A battery powered hand-held device 31 shown in FIG. 3 includes a magnet which causes the switch 32 to ground the service pin of the cell 33 when brought into proximity to the switch. When this occurs the cell 33 broadcasts its ID onto the line 35. An RF receiver is contained within the device 31 and senses the ID of the cell 33 as an RF signal propagates from line 35. This ID is stored within the device 31 and is subsequently associated with the node represented in FIG. 3.
Referring to FIG. 4, the device 31 of FIG. 3 is shown to include an actuator 38 which may be a magnet for closing the switch 32 and an RF receiver 37 which is tuned to receive signals from the line 35.
The ID signals sensed by the receiver 37 are coupled to a memory which may be a dynamic-random-access-memory, non-volatile memory such as an EEPROM or the like. This memory is represented by table 40 in FIG. 4 and includes two columns. One column 42 for storing IDs and the other column 41 for storing signals representing the node associated with the ID. The nodes typically are numbered or otherwise identified and a signal is manually inserted through, for example, a keyboard via line 43 from the device 31 to indicate the node immediately before or after the ID is sensed in order to create the table. The device 31 may include a cell or other microcomputer for extracting the ID from the message broadcast by the cell when the service pin is grounded. This cell or computer also controls the building of the table 40 and the reading of data from the table.
Once the table is created, the device 31 is placed in a reader to allow the contents of the memory to be read via an electrical connector 45. The reader is coupled to, for example, a gateway node thus allowing the gateway node to prepare messages directed to individual nodes since the ID of each of the nodes is now known.
With the device 31 of FIG. 3, it is readily apparent that there is no need to physically connect to line 35 to sense the IDs for each of the nodes. The node/ID relationship can be quickly determined by simply moving from node to node, activating the switch 32 and sensing the associated ID number for the node.
Mechanisms other than a magnetically actuated switch may be used to ground the service pin of a cell.
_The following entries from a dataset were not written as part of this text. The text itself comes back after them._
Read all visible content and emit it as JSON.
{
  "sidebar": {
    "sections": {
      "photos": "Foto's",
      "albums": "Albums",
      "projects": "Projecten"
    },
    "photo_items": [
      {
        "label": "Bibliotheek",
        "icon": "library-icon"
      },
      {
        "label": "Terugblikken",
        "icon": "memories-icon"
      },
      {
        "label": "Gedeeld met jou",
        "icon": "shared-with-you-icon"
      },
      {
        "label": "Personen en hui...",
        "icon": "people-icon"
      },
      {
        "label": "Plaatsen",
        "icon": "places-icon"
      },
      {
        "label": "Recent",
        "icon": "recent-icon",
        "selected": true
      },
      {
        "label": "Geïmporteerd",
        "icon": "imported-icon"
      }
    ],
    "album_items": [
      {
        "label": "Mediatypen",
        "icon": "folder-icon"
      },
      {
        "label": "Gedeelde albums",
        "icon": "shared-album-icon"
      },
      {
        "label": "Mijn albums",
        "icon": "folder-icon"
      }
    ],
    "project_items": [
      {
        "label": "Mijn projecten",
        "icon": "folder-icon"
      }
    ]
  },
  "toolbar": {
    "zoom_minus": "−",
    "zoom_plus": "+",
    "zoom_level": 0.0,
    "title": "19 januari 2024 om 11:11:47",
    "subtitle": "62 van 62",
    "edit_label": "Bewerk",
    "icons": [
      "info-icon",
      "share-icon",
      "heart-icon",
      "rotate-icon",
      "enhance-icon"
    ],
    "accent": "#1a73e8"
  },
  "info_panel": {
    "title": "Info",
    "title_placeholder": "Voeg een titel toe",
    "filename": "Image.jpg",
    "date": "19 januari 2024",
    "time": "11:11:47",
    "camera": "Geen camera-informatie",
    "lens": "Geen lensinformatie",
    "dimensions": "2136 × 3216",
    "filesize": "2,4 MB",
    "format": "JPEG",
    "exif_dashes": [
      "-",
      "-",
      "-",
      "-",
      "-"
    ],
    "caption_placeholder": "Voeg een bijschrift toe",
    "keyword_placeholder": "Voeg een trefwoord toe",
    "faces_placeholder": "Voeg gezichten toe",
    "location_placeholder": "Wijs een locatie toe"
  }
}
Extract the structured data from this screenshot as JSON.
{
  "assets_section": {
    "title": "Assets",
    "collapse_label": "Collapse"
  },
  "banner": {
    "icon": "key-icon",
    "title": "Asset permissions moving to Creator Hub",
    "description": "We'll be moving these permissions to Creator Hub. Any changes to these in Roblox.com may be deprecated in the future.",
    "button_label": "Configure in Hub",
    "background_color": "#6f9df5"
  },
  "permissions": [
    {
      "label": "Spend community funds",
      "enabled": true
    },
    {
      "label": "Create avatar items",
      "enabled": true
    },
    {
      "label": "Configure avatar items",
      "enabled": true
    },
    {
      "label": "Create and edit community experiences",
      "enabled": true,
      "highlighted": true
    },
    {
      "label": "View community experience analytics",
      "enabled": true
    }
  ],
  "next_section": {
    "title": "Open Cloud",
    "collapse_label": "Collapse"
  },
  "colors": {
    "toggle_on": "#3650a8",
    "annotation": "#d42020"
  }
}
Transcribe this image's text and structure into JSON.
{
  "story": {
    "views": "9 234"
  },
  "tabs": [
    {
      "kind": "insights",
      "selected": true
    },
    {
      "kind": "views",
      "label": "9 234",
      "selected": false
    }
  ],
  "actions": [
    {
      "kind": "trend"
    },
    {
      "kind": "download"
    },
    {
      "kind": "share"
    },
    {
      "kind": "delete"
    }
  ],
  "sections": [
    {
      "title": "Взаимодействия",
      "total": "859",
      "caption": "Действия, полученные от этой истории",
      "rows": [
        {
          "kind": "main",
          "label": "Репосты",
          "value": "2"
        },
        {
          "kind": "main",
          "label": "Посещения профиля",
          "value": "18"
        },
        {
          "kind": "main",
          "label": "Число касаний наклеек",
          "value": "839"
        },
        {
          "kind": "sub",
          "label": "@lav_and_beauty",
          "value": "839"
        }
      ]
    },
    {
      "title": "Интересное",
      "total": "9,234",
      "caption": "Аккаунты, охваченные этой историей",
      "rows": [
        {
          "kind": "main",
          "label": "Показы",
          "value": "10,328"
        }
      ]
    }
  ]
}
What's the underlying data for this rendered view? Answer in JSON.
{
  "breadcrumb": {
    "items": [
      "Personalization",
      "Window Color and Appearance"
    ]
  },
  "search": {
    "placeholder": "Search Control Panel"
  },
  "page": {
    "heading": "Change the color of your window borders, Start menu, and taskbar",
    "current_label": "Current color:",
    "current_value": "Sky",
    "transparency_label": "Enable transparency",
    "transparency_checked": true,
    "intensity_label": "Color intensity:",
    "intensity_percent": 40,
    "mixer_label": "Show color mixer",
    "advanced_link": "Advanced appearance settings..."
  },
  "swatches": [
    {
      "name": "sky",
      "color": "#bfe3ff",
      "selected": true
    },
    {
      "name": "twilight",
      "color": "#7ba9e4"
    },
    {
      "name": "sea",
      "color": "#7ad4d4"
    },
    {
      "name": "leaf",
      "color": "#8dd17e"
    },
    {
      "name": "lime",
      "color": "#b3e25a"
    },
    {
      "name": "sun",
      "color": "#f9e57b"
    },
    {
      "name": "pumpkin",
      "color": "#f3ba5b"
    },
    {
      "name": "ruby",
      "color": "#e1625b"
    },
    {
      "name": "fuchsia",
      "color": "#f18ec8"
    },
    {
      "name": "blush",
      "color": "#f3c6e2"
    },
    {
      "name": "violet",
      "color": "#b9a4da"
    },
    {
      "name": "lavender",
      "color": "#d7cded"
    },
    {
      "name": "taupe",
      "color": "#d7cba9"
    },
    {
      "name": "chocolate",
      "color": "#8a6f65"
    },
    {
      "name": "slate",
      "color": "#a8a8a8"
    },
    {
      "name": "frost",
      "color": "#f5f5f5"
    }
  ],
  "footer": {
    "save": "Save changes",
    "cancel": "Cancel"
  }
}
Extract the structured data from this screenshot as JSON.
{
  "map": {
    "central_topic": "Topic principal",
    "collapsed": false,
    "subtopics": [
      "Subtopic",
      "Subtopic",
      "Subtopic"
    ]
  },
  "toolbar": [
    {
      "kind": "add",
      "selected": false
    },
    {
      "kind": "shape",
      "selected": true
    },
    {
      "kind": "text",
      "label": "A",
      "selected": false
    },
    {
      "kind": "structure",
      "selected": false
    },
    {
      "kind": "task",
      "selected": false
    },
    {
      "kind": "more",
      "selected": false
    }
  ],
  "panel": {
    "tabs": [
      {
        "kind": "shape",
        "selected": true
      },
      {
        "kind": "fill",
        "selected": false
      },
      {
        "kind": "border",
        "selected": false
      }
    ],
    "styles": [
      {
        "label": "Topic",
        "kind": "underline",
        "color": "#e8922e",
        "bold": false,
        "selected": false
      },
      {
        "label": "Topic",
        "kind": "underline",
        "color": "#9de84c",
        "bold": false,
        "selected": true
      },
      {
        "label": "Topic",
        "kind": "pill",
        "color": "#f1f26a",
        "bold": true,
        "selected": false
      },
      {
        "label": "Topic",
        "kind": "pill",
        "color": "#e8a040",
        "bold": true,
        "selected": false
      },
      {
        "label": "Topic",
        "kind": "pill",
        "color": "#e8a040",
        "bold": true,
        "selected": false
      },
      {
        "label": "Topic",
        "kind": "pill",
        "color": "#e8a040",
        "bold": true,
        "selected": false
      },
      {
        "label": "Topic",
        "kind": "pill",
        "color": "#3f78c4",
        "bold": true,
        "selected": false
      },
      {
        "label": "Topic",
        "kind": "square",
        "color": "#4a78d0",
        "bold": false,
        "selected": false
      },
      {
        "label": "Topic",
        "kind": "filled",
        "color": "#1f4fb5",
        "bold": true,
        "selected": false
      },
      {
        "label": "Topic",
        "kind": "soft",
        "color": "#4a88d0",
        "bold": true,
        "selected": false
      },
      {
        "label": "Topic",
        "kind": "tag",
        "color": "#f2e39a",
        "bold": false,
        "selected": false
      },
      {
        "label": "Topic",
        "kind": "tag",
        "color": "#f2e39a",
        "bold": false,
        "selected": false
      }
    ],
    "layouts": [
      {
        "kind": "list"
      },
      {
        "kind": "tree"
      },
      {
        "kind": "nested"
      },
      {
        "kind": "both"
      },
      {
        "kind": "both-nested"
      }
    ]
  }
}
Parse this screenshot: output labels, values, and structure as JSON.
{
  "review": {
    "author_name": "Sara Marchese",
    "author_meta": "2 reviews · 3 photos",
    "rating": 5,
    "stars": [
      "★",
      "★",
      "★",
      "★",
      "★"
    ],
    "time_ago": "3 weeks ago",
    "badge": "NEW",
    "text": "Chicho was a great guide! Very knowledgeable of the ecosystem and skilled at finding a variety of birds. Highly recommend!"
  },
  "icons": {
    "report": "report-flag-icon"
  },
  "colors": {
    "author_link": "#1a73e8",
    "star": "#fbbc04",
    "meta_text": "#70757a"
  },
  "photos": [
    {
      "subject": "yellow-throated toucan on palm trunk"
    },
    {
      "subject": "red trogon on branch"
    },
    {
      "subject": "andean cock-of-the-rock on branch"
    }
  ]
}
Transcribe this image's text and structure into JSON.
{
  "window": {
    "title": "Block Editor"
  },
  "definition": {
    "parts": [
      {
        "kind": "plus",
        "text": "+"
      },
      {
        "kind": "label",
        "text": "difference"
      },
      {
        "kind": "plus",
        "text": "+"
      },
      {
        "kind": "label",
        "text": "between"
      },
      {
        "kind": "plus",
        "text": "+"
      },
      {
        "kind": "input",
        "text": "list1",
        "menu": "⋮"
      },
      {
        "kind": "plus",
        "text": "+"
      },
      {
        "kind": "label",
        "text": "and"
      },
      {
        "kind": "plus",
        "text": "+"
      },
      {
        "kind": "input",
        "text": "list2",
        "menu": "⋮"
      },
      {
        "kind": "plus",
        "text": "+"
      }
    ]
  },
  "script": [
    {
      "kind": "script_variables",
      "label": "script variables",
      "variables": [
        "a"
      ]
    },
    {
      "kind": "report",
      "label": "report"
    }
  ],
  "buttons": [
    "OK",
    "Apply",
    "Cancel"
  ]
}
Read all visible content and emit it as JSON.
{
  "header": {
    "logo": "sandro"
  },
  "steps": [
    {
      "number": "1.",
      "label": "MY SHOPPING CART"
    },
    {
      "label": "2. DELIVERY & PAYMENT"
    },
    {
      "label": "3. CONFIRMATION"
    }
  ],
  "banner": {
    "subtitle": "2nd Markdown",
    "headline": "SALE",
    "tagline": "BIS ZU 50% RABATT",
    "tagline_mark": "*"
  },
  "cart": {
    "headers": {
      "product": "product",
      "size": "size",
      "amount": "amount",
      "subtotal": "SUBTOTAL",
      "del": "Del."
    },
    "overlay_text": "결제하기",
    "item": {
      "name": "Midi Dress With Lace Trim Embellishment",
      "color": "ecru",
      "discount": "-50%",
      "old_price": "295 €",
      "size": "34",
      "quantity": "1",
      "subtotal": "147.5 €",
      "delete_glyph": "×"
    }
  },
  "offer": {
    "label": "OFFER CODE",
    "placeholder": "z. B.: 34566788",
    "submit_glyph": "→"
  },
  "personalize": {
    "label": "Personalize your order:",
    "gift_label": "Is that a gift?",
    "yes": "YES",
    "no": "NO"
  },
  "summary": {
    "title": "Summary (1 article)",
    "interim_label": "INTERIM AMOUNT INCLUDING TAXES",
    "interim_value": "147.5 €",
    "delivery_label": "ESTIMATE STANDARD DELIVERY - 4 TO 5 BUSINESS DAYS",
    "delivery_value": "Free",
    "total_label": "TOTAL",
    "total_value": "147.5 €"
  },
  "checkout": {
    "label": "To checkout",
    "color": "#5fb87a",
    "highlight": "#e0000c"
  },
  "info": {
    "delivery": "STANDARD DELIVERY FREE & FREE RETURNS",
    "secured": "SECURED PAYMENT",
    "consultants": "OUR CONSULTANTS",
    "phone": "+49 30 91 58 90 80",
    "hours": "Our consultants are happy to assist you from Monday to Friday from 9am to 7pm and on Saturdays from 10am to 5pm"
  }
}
For instances, switches concealed behind pin holes may be used as well as other well-known mechanisms.
Thus, the unintended radiation from lines in a network is put to good use for coupling messages between lines in the network and for initializing the network.